What is the best clue to the area shown in this photo being a gold trap ?
Hard packed sand on the lower beach, helps to trap gold in place for beach hunters.
I saw two gold traps on a local thanksgiving day beach hunt, an eroded section of upper beach with a three foot cut and a hard packed shell area close to the waters edge.
I knew from experience that my best chance of finding gold was using an east west directional search pattern, from the base of the cut down to the hard packed sand next to the water.
The cut appeared to be a couple of days old and was not very productive, but the hard pack sand towards the waters edge held many deep targets.
Lead fishing weights were a good sign, and so were the encrusted "Greenies" in the area.
Green encrusted coins and lead, are often the best indicators to a beach hunter that gold is also trapped in place.
It was not long before an 18K gold bracelet came out of the area, followed by a 14K ear ring.
Luckily for me, there are more water hunters than beach hunters at a majority of the local beaches I like to search.

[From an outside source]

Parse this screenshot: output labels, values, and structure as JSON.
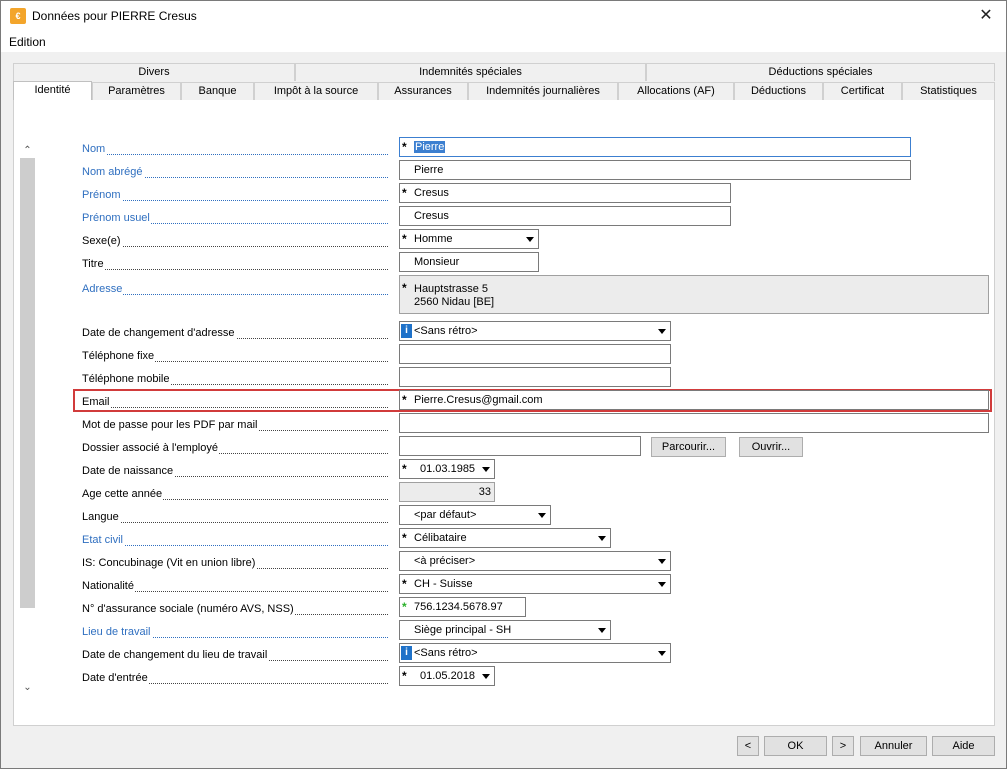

I class myself as a water hunter too, but I would never ignore gold traps on the lower beach caused by rough surf, the same rough surf that has caused water hunters to stay away from the beach.

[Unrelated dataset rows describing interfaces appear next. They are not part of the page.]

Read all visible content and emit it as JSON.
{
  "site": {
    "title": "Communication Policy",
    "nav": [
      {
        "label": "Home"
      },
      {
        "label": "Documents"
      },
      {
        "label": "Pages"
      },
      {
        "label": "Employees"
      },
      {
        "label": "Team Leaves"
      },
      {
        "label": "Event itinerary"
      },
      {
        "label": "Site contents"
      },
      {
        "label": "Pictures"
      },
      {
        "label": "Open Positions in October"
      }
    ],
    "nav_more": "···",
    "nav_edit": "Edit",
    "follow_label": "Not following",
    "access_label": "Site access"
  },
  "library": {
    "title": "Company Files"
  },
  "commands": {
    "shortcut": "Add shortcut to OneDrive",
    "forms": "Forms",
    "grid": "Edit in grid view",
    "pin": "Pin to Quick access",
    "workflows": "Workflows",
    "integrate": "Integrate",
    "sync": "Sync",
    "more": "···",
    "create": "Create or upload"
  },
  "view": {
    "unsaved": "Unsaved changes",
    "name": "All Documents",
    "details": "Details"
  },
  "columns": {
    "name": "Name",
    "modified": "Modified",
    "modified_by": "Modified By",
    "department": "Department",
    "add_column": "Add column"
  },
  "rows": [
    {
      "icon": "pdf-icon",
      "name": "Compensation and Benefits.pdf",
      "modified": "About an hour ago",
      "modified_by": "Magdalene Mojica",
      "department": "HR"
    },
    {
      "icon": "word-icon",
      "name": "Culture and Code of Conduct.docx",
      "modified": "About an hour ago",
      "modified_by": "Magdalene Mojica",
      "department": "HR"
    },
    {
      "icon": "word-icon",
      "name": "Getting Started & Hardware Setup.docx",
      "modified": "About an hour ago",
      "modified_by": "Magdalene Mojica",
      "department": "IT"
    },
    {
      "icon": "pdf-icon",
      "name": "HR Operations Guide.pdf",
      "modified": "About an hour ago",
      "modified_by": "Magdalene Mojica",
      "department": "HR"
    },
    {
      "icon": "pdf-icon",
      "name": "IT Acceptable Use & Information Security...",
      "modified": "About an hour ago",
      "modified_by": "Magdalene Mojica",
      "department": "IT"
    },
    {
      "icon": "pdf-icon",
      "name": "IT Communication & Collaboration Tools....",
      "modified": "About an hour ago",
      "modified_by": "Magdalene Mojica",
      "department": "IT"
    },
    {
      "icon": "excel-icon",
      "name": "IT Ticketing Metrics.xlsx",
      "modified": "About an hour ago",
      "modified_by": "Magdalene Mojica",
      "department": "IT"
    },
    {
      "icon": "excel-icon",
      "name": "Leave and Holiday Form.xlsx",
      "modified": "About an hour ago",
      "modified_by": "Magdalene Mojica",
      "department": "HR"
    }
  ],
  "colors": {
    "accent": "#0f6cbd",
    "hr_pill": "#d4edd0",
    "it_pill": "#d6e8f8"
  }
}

I could not imagine ignoring the lower and upper beach, especially gold traps like the ones I saw on thanksgiving morning.
Hard packed sand and shells on the lower beach, are often the strata where heavy objects settle or get trapped after sinking past mushy sand during sanded in conditions.
When one area closes ( the water and water hunting) another area of the beach opens up, if you know what to look for and when to take advantage of it.
The answer to my question at the beginning of todays blog is my size 10 dive boot print.
Anytime you walk on a hard packed section of a recently "Sanded in" tourist beach and you barely leave a boot print, get ready to recover gold.